#### [Work instruction]
For the listing below, report all lines that hold the word "seat".

BEGIN Records for the exercise

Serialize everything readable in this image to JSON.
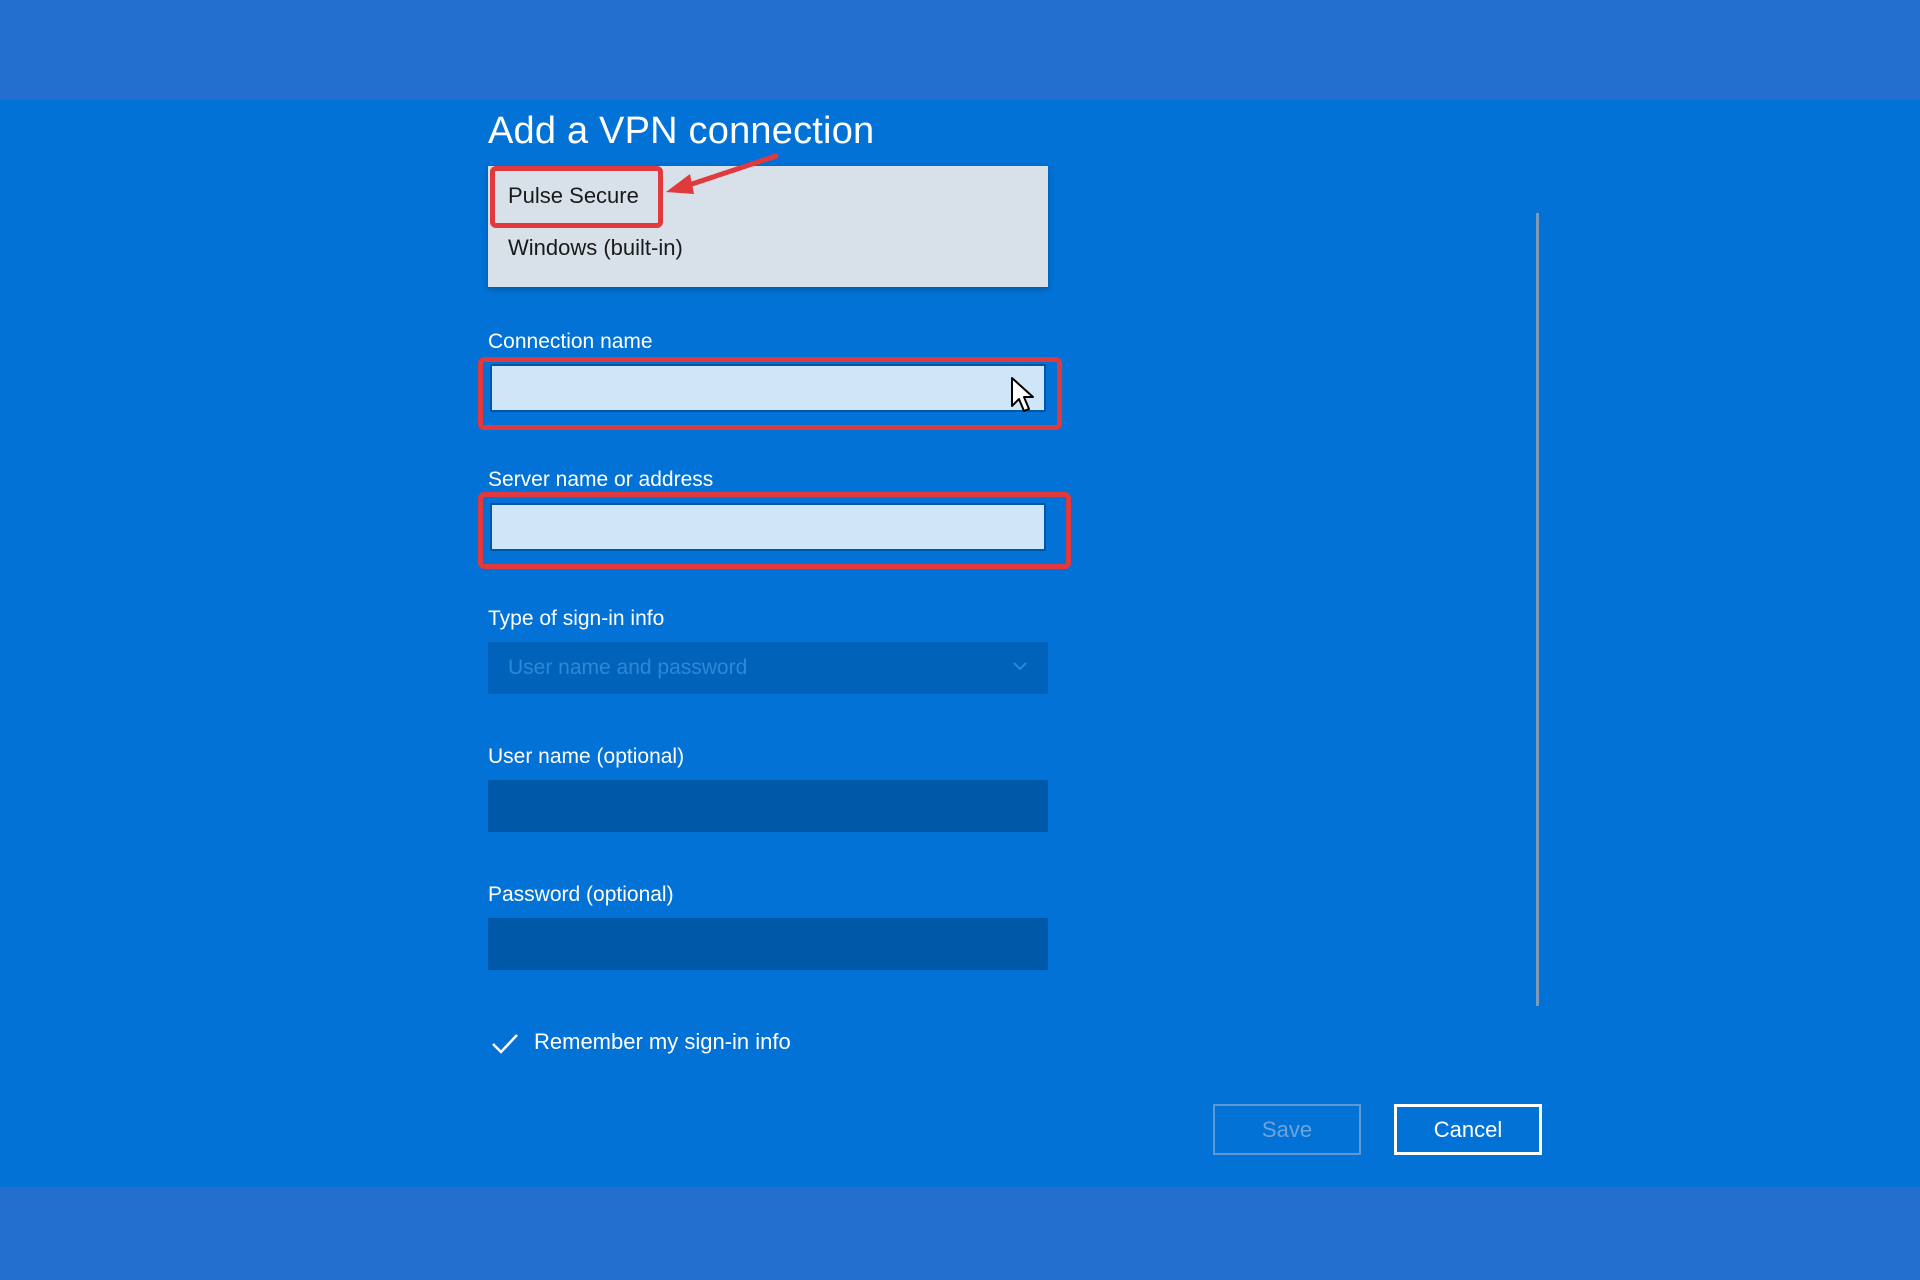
{
  "dialog": {
    "title": "Add a VPN connection"
  },
  "vpn_provider": {
    "options": [
      "Pulse Secure",
      "Windows (built-in)"
    ],
    "highlighted": "Pulse Secure"
  },
  "fields": {
    "connection_name": {
      "label": "Connection name",
      "value": ""
    },
    "server": {
      "label": "Server name or address",
      "value": ""
    },
    "sign_in_type": {
      "label": "Type of sign-in info",
      "value": "User name and password"
    },
    "username": {
      "label": "User name (optional)",
      "value": ""
    },
    "password": {
      "label": "Password (optional)",
      "value": ""
    }
  },
  "remember": {
    "label": "Remember my sign-in info",
    "checked": true
  },
  "buttons": {
    "save": "Save",
    "cancel": "Cancel"
  },
  "colors": {
    "dialog_bg": "#0272d6",
    "backdrop": "#236fd0",
    "highlight": "#e0393e",
    "input_bg": "#cfe6f8",
    "dark_input": "#0058a8"
  },
  "icons": [
    "chevron-down-icon",
    "checkmark-icon",
    "pointer-arrow-icon",
    "mouse-cursor-icon"
  ]
}
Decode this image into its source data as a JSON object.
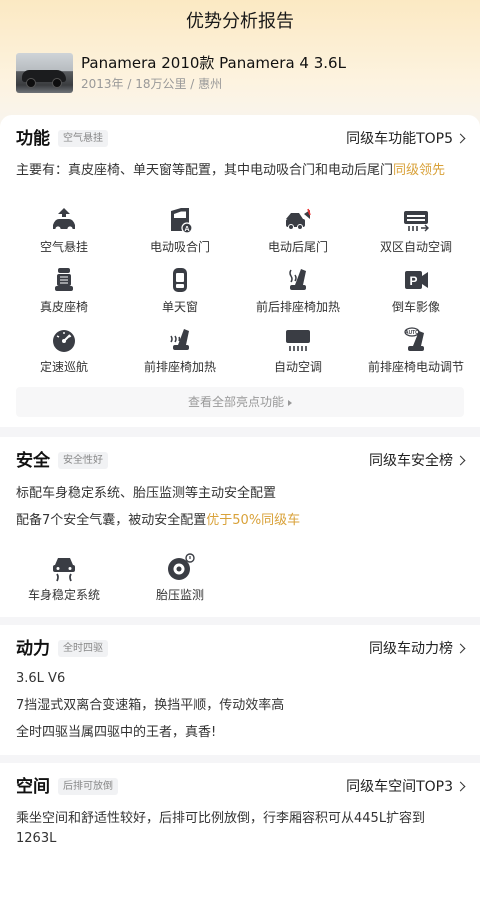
{
  "page": {
    "title": "优势分析报告"
  },
  "car": {
    "name": "Panamera 2010款 Panamera 4 3.6L",
    "meta": "2013年 / 18万公里 / 惠州"
  },
  "function": {
    "heading": "功能",
    "tag": "空气悬挂",
    "rank": "同级车功能TOP5",
    "desc_text": "主要有：真皮座椅、单天窗等配置，其中电动吸合门和电动后尾门",
    "desc_highlight": "同级领先",
    "items": [
      {
        "label": "空气悬挂",
        "icon": "air-suspension-icon"
      },
      {
        "label": "电动吸合门",
        "icon": "soft-close-door-icon"
      },
      {
        "label": "电动后尾门",
        "icon": "power-tailgate-icon"
      },
      {
        "label": "双区自动空调",
        "icon": "dual-zone-ac-icon"
      },
      {
        "label": "真皮座椅",
        "icon": "leather-seat-icon"
      },
      {
        "label": "单天窗",
        "icon": "sunroof-icon"
      },
      {
        "label": "前后排座椅加热",
        "icon": "seat-heating-icon"
      },
      {
        "label": "倒车影像",
        "icon": "parking-camera-icon"
      },
      {
        "label": "定速巡航",
        "icon": "cruise-control-icon"
      },
      {
        "label": "前排座椅加热",
        "icon": "front-seat-heating-icon"
      },
      {
        "label": "自动空调",
        "icon": "auto-ac-icon"
      },
      {
        "label": "前排座椅电动调节",
        "icon": "power-seat-icon"
      }
    ],
    "more_label": "查看全部亮点功能"
  },
  "safety": {
    "heading": "安全",
    "tag": "安全性好",
    "rank": "同级车安全榜",
    "line1": "标配车身稳定系统、胎压监测等主动安全配置",
    "line2_text": "配备7个安全气囊，被动安全配置",
    "line2_highlight": "优于50%同级车",
    "items": [
      {
        "label": "车身稳定系统",
        "icon": "stability-control-icon"
      },
      {
        "label": "胎压监测",
        "icon": "tire-pressure-icon"
      }
    ]
  },
  "power": {
    "heading": "动力",
    "tag": "全时四驱",
    "rank": "同级车动力榜",
    "lines": [
      "3.6L V6",
      "7挡湿式双离合变速箱，换挡平顺，传动效率高",
      "全时四驱当属四驱中的王者，真香!"
    ]
  },
  "space": {
    "heading": "空间",
    "tag": "后排可放倒",
    "rank": "同级车空间TOP3",
    "desc": "乘坐空间和舒适性较好，后排可比例放倒，行李厢容积可从445L扩容到1263L"
  }
}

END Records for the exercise

#### [Answer box]
        "icon": "leather-seat-icon"
        "icon": "seat-heating-icon"
        "icon": "front-seat-heating-icon"
        "icon": "power-seat-icon"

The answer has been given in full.